Physician-Assisted Suicide refers to the situation where the doctor helps the patient in ending his life. The patient expresses his wish to end his life due to the pain and suffering that he is going through.
Why Physician Assisted Suicides should be allowed
Physician Assisted Suicides should be legalized because every individual has the right to choose whether he wants to live or not. Secondly, patients should be allowed to die in dignity. There are patients who have reached the end of life due to terminal diseases. They are in excruciating pain and they want it to end. Secondly, the disease has adversely affected and changed their physical appearance. Instead of seeing their bodies waste away, they want to die in dignity and peace of mind. Even if they were to continue living, what would be the quality of life they would have? Parents of children in life-support machines have the discretion of deciding whether the children should continue living or the machines to be withdrawn. Even if the child was to live, she or he would never recover the physical and mental capabilities of their former life. The chances of doing so are negligible.

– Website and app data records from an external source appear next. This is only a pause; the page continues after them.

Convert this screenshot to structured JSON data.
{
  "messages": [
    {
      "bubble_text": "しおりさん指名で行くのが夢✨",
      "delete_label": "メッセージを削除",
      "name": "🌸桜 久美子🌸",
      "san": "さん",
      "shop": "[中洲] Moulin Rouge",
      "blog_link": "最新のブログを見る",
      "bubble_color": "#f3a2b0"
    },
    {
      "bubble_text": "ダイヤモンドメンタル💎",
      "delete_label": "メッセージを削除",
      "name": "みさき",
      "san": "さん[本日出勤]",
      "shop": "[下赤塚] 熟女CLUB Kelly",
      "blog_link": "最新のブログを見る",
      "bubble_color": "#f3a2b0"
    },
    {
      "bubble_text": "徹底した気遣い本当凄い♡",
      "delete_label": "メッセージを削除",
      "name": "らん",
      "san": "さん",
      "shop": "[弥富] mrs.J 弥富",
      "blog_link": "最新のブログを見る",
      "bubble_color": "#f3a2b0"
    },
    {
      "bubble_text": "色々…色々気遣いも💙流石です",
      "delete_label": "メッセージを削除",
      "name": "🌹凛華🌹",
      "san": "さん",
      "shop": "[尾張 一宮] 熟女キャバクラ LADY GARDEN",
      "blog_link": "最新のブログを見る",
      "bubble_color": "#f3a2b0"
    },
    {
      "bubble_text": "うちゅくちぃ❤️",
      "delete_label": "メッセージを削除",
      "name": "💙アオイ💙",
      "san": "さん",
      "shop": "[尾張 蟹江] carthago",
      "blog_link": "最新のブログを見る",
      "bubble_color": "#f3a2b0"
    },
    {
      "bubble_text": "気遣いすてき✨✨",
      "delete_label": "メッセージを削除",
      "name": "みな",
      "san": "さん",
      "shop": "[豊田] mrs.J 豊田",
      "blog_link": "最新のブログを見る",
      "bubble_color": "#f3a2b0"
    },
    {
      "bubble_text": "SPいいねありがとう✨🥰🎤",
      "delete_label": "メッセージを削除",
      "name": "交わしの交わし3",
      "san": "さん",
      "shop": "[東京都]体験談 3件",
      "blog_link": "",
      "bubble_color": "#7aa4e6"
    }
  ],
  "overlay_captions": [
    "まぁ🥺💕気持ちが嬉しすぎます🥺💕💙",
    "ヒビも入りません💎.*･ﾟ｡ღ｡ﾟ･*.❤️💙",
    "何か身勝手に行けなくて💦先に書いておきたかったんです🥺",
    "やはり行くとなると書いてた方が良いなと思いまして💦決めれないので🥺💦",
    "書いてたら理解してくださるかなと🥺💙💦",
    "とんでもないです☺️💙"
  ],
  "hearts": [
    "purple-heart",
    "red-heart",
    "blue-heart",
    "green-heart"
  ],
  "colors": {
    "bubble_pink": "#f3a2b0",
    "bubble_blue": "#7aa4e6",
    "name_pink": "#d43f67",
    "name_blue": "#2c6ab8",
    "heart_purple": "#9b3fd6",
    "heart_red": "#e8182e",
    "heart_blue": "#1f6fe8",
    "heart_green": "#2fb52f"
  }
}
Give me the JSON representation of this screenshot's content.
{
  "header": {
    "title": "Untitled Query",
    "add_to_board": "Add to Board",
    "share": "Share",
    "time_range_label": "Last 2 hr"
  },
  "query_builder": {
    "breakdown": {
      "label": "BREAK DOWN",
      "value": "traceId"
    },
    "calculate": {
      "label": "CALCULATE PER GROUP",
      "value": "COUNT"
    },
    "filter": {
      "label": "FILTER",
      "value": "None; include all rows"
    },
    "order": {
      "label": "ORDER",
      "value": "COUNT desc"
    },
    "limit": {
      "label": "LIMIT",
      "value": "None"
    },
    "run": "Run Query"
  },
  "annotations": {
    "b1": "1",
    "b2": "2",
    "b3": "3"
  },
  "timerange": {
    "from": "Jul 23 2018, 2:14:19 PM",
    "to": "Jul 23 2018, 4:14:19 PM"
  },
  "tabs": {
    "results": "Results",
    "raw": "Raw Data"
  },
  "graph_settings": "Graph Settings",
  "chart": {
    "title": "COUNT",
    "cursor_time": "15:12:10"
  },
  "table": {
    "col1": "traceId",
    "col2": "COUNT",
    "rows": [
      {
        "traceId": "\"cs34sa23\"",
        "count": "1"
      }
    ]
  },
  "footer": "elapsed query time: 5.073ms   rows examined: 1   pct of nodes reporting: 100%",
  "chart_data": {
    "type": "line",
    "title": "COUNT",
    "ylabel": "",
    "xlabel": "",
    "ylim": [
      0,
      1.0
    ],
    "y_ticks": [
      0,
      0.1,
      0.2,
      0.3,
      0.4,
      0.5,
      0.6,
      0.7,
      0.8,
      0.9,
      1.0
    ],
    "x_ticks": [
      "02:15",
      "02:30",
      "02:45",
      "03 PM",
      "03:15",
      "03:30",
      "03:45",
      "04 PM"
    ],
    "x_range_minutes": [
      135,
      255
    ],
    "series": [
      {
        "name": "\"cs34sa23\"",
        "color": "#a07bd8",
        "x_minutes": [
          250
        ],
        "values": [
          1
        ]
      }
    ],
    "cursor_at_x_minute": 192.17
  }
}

In the same line of thought, people in certain circumstances should have the opportunity to request and get PAS treatment.
It has been argued that competent care for the dying will reduce PAS (Foley, 1997). In a study conducted in 1998 on 140 Aids patients who had the advantage of caring and loving attendants, 12% of them admitted to taking certain medications in order to hasten death. In the year 2000, another study was conducted on 92 terminally ill patients and it was noted that 17%
had a high desire for death to come quickly (Rosenfeld, 2000). This study was conducted in a palliative care hospital located in New Jersey.
The high quality of end-of-life care has not removed the need for PAS for these substantial percentages of patients (Gill, 2009). There are patients who receive the best palliative care yet the treatment is not able to stop their extreme physical pain. In these few and exceptional cases, PAS should be acceptable. There are also physiological conditions that motivate an individual to desire PAS such as toes that fall, cancer that destroys the patient’s face and secretions from the head and neck due to cancer in these places.
The arguments that physicians are supposed to provide relief to pain and wait for the patient to die from a natural death is hollow. The death from terminal diseases that have destroyed a person’s body can hardly be termed as natural. The idea that those patients who desire PAS are usually depressed is also not conclusive. Neither is the presumption that if the terminally ill patients received treatment for depression the requests for PAS would reduce. The risk that a mentally unstable person would request for PAS and get it is very low. As per the Oregon laws, an individual who has requested for PAS has to be psychologically evaluated to ensure he is in the right frame of mind.
The medical should not lump all the people together and treat them the same way. People should be allowed to die in peace and with dignity. Dying from cancer where the body parts have been highly injured proves to be disorienting. PAS should be legalized for certain cases.
Foley, K. (1997) Competent Care for the Dying Instead of Physician-Assisted Suicide.
New England Journal of Medicine 336:54-58.
Gill, M. B. (2009) Is the Legalization of Physician-Assisted Suicide Compatible with
Good End-of-Life Care? Journal of Applied Philosophy, 26: 27–45.
Rosenfeld, B et al (2000). The schedule of attitudes toward hastened death: Validation
analysis in terminally ill cancer patients. Journal of American Medical Association, 284: 2907-2911